Discovery science is a key area of focus for the MRC; between 60 and 70 per cent of the MRC’s research portfolio is classified as discovery research. The MRC is committed to expediting the impact of discovery research by bringing it closer to users in industry and clinical medicine. In addition to the many researcher-generated discovery science programmes, focal areas of discovery research funded by the MRC include:
The Discovery for Medicine topics reflect the MRC’s strategic assessment of the opportunity to develop the necessary knowledge-base in these areas. The MRC’s commitment to funding discovery research, across the breadth and depth of the entire MRC portfolio, is continued through a focus within this sub-set of topics. The following case studies and quantitative data demonstrate the impact of the MRC's strong track record in leading scientific discovery.

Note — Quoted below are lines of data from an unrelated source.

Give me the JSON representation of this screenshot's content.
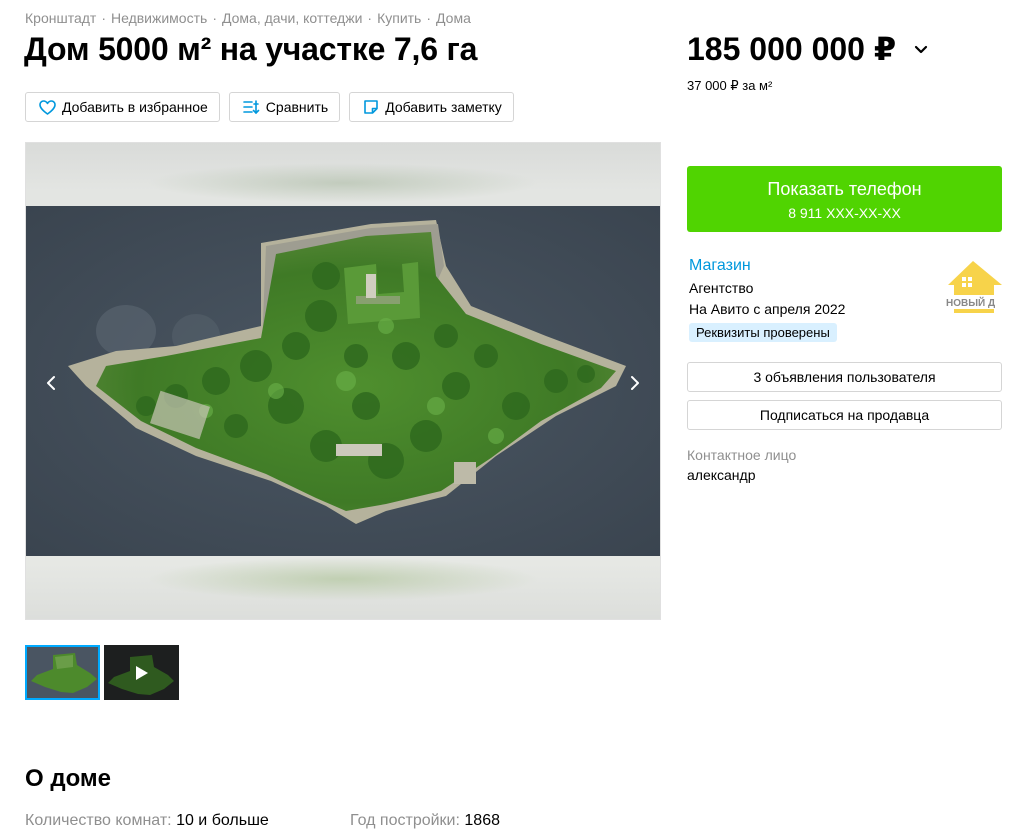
{
  "breadcrumb": [
    "Кронштадт",
    "Недвижимость",
    "Дома, дачи, коттеджи",
    "Купить",
    "Дома"
  ],
  "breadcrumb_separator": "·",
  "title": "Дом 5000 м² на участке 7,6 га",
  "actions": {
    "favorite": "Добавить в избранное",
    "compare": "Сравнить",
    "note": "Добавить заметку"
  },
  "icons": {
    "favorite": "heart-icon",
    "compare": "compare-icon",
    "note": "note-icon",
    "price_toggle": "chevron-down-icon",
    "prev": "chevron-left-icon",
    "next": "chevron-right-icon",
    "video": "play-icon"
  },
  "price": {
    "value": "185 000 000 ₽",
    "per_sqm": "37 000 ₽ за м²"
  },
  "phone": {
    "label": "Показать телефон",
    "number": "8 911 XXX-XX-XX"
  },
  "seller": {
    "name": "Магазин",
    "type": "Агентство",
    "since": "На Авито с апреля 2022",
    "badge": "Реквизиты проверены",
    "logo_text": "НОВЫЙ Д"
  },
  "seller_actions": {
    "listings": "3 объявления пользователя",
    "subscribe": "Подписаться на продавца"
  },
  "contact": {
    "label": "Контактное лицо",
    "name": "александр"
  },
  "about": {
    "title": "О доме",
    "params": [
      {
        "key": "Количество комнат:",
        "value": "10 и больше"
      },
      {
        "key": "Год постройки:",
        "value": "1868"
      }
    ]
  },
  "colors": {
    "accent_green": "#50d401",
    "link_blue": "#0098dd",
    "badge_bg": "#d9f0ff",
    "muted": "#8f8f8f",
    "thumb_active": "#00aaff"
  }
}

Scientists develop technique to control proteins inside live cells to treat disease
In 2015, scientists at the MRC Laboratory of Molecular Biology developed a new technique using ‘designer molecules’ to control proteins inside living cells. Named BOLT, this technique could allow scientists to control defective proteins involved in a wide range of diseases.
Scientists partner with industry to develop new diagnostic test for inherited heart disease
In January 2015, scientists at the MRC London Institute of Medical Sciences published the results of a meticulous ‘proof of concept’ study looking for a mechanism underlying inherited heart disease. By carrying out a comprehensive analysis of the titin gene, the team identified specific defects which are important for causing dilated cardiomyopathy. This work led to collaboration with Illumina Incorporated to develop TruSight, a new diagnostic test for inherited cardiac conditions which was launched in May 2015.
MRC-funded scientists gain licence to edit genes in human embryos in the UK
In February 2016, Dr Kathy Niakan’s team at the Francis Crick Institute became the first to receive permission from the Human Fertilisation and Embryology Authority (HFEA) to use the genome editing technique 'CRISPR-Cas9' in human embryos. Dr Niakan was subsequently listed as one of Time Magazine’s Top 100 Most Influential People of 2016.